The 747-400, registration G-CIVB, entered the IAC paint bay at Dublin Airport last Saturday where it is being repainted with the first version of the Negus livery which adorned the British Airways fleet from 1974-1980, directly after the merger of BOAC and BEA and the formation of the airline customers know today.
When it initially flew, the Negus livery was the first time an aircraft had carried “British Airways“ since 1939, when the original British Airways Limited merged with Imperial Airways to form BOAC. Interestingly, the Union Flag is not present on the side of the aircraft as, like the final BEA aircraft livery, the flag began to be fully celebrated on the aircraft’s tailfin instead.
The repainted 747 will return to Heathrow and enter service later this month flying to long-haul destinations served by the Boeing 747, with the design remaining on the aircraft until it retires in 2022.
The Negus is the fourth and final heritage design to be painted on a British Airways aircraft following a British Overseas Airways Corporate (BOAC) liveried Boeing 747, a British European Airways (BEA) Airbus 319 and a British Airways Landor 747, all of which are already flying.
The special series of designs are being introduced to mark British Airways’ centenary, as the airline celebrates its past while looking to the future.

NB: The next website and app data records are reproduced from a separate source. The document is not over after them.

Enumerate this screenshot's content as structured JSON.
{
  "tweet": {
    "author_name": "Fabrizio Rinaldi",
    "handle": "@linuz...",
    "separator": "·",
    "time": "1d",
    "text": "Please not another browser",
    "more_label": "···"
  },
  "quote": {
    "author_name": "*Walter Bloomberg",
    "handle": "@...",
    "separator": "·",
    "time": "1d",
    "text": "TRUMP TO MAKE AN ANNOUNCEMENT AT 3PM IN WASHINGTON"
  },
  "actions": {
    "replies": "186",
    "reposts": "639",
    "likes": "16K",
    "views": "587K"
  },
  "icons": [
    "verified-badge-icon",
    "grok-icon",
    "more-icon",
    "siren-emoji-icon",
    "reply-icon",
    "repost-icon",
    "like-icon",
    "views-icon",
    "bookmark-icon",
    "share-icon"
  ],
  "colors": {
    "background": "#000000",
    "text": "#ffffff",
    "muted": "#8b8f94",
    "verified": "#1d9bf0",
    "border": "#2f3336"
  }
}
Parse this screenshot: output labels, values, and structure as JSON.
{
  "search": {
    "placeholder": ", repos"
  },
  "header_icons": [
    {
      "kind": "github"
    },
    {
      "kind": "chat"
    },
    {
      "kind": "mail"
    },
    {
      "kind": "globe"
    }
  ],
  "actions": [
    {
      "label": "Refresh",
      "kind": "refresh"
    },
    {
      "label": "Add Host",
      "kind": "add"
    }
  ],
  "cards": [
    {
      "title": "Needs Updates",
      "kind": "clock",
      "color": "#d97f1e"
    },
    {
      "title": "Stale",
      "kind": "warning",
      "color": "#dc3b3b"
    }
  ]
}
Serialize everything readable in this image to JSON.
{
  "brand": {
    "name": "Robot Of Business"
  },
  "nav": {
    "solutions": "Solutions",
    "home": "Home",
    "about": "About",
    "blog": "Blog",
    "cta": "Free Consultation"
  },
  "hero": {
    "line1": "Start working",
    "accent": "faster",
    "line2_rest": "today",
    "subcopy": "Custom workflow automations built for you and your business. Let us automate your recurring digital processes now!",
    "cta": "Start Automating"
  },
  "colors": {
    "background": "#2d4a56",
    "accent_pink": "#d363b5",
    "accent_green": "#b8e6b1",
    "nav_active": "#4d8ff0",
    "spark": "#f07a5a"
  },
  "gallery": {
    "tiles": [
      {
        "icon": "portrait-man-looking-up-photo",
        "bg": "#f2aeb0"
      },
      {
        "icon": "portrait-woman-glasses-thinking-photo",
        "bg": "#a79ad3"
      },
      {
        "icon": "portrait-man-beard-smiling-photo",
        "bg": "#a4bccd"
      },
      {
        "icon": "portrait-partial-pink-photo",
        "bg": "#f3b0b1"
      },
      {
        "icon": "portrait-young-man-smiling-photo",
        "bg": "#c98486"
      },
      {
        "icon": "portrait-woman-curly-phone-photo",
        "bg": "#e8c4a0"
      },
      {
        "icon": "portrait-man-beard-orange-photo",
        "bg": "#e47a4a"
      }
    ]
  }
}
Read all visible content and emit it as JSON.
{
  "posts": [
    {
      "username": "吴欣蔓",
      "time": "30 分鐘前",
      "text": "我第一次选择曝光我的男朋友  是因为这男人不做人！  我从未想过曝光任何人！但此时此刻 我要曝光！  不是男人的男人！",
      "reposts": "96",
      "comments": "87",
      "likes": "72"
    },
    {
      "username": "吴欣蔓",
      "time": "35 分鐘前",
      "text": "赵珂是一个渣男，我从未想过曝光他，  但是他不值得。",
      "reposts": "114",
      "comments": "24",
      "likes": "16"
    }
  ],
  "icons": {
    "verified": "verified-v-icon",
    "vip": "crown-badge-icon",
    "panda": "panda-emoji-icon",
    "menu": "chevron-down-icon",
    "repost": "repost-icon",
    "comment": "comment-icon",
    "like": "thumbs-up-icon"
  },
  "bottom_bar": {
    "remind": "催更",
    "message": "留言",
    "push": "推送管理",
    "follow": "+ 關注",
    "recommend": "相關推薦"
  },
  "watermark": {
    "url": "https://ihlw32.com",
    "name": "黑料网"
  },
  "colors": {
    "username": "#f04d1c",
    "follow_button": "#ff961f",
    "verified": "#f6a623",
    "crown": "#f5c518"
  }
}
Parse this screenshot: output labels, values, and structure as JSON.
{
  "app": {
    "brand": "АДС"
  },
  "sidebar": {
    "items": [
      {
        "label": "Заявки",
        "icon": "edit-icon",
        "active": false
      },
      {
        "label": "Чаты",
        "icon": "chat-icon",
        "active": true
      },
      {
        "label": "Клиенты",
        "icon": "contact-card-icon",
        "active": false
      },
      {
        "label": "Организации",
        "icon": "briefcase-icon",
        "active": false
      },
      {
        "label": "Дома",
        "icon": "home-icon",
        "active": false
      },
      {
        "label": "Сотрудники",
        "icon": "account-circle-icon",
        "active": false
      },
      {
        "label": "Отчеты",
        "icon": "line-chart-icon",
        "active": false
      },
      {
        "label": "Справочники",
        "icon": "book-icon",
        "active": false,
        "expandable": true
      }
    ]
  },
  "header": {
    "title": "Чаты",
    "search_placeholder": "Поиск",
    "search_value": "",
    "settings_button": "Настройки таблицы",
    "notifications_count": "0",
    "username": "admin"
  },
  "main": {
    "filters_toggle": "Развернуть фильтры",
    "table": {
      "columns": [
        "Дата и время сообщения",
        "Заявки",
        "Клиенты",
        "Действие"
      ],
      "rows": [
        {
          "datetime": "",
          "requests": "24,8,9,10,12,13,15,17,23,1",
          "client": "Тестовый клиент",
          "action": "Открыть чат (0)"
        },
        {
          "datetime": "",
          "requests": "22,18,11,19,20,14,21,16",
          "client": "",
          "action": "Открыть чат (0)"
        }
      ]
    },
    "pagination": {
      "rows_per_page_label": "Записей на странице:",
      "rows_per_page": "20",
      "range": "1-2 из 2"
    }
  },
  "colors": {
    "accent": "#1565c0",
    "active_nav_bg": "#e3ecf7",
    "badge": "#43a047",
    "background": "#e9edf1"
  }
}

Alongside the heritage liveries, all new aircraft entering the fleet, including the A350, will continue to receive today’s Chatham Dockyard design.
Alex Cruz, British Airways’ Chairman and CEO, said: “Rumours have been circulating for quite some time about this final livery, so it’s exciting to confirm it is the Negus design. It’s particularly significant for us because it’s the first design worn by the British Airways that we all know today, with the distinctive lower case ‘a’ and the Union Flag on the tailfin.”